## [Material for this task]
=== Begin Enclosure ===

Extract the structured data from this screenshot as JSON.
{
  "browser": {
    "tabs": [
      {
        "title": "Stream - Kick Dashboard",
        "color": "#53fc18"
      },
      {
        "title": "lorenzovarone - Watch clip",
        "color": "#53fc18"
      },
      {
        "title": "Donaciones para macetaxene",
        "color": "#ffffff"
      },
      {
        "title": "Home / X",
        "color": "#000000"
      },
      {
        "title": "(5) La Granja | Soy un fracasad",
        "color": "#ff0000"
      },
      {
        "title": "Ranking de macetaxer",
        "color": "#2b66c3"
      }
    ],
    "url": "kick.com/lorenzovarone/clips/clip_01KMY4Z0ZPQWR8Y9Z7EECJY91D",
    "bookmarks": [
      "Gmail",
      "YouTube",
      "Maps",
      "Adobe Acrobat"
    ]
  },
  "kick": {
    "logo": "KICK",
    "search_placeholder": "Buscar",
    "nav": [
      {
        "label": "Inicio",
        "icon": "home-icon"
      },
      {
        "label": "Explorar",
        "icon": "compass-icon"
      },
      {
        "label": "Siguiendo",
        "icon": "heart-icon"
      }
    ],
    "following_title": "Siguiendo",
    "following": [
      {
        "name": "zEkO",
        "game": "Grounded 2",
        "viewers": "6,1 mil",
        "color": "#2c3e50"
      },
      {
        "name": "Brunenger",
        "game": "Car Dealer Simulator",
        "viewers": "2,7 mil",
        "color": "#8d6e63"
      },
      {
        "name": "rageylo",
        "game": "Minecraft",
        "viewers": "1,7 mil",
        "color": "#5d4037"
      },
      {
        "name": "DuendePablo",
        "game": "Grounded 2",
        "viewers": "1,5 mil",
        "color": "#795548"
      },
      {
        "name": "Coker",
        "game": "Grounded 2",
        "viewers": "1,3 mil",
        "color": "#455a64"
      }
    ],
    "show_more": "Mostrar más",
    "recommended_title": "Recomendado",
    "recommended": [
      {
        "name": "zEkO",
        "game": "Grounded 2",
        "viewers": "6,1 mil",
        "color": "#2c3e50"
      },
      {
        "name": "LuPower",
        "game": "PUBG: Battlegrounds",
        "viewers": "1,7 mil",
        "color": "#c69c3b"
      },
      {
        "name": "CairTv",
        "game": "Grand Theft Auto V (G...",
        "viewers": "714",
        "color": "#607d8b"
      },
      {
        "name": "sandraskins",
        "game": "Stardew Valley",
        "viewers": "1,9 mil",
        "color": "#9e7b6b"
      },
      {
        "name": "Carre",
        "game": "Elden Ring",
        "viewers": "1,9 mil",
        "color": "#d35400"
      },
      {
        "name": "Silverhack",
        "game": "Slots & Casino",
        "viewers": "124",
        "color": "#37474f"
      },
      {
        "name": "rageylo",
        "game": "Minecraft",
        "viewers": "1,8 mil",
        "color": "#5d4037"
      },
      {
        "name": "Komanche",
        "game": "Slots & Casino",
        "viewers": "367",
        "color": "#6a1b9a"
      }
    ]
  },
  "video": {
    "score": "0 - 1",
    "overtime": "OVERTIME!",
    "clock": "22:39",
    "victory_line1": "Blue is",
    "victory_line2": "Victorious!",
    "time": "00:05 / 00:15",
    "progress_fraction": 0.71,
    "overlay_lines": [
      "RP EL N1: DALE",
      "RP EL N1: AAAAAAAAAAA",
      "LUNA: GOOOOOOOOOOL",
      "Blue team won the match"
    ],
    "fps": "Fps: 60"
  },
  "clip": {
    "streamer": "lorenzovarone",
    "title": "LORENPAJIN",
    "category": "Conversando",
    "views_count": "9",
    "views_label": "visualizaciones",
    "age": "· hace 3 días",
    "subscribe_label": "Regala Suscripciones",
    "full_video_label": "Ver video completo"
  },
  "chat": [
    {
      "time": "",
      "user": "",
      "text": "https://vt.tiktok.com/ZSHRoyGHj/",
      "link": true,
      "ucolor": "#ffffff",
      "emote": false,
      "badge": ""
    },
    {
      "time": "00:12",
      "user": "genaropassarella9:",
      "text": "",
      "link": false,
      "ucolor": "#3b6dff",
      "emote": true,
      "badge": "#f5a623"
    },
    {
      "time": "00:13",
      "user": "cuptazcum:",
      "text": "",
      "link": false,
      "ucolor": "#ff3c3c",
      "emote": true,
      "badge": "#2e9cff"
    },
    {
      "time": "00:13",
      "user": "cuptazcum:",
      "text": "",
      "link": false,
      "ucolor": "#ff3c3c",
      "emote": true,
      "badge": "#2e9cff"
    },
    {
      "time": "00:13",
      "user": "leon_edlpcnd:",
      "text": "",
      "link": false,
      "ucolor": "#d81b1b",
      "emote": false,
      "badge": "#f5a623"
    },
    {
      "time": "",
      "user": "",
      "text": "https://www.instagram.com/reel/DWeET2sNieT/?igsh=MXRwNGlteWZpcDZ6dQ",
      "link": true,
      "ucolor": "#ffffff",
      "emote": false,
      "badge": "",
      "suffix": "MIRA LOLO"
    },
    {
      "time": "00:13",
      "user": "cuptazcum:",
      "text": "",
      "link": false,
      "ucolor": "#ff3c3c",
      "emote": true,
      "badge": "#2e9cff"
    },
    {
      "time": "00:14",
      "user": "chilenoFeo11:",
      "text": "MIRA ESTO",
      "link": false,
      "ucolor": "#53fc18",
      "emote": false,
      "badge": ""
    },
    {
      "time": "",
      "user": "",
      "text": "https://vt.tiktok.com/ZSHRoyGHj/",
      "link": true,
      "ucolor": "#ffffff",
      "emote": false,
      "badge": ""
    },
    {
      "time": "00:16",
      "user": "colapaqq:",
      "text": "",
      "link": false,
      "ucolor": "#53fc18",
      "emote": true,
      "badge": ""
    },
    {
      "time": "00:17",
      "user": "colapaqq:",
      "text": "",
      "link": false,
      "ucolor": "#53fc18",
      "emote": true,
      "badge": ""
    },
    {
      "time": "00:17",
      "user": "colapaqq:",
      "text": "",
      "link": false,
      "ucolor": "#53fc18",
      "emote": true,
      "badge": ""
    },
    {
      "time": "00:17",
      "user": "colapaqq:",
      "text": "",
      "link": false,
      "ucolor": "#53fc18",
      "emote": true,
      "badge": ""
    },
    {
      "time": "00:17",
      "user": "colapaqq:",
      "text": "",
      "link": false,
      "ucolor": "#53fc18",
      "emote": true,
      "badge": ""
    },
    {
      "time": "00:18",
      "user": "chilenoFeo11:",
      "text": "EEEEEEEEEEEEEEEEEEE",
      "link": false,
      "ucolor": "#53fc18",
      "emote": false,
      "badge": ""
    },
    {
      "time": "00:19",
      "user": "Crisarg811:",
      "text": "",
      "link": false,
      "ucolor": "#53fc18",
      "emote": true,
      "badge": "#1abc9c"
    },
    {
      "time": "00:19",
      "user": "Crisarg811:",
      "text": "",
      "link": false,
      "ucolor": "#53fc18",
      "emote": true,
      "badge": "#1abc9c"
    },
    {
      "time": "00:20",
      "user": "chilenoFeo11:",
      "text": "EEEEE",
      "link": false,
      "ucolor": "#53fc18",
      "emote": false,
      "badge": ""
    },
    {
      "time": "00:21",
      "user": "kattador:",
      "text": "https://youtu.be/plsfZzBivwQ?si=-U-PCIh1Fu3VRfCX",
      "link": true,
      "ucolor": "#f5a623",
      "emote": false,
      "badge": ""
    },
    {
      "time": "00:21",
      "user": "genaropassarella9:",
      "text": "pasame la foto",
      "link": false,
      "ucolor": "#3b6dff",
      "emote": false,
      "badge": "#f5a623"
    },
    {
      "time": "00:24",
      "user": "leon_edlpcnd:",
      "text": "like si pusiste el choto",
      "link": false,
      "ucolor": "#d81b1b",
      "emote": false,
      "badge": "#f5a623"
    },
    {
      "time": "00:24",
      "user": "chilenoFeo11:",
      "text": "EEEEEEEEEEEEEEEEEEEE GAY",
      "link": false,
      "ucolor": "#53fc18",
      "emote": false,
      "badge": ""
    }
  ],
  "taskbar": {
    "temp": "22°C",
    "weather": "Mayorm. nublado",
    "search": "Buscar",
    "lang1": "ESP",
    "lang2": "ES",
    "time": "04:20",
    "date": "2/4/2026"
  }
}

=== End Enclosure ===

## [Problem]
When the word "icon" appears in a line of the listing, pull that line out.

## [Task output]
        "icon": "home-icon"
        "icon": "compass-icon"
        "icon": "heart-icon"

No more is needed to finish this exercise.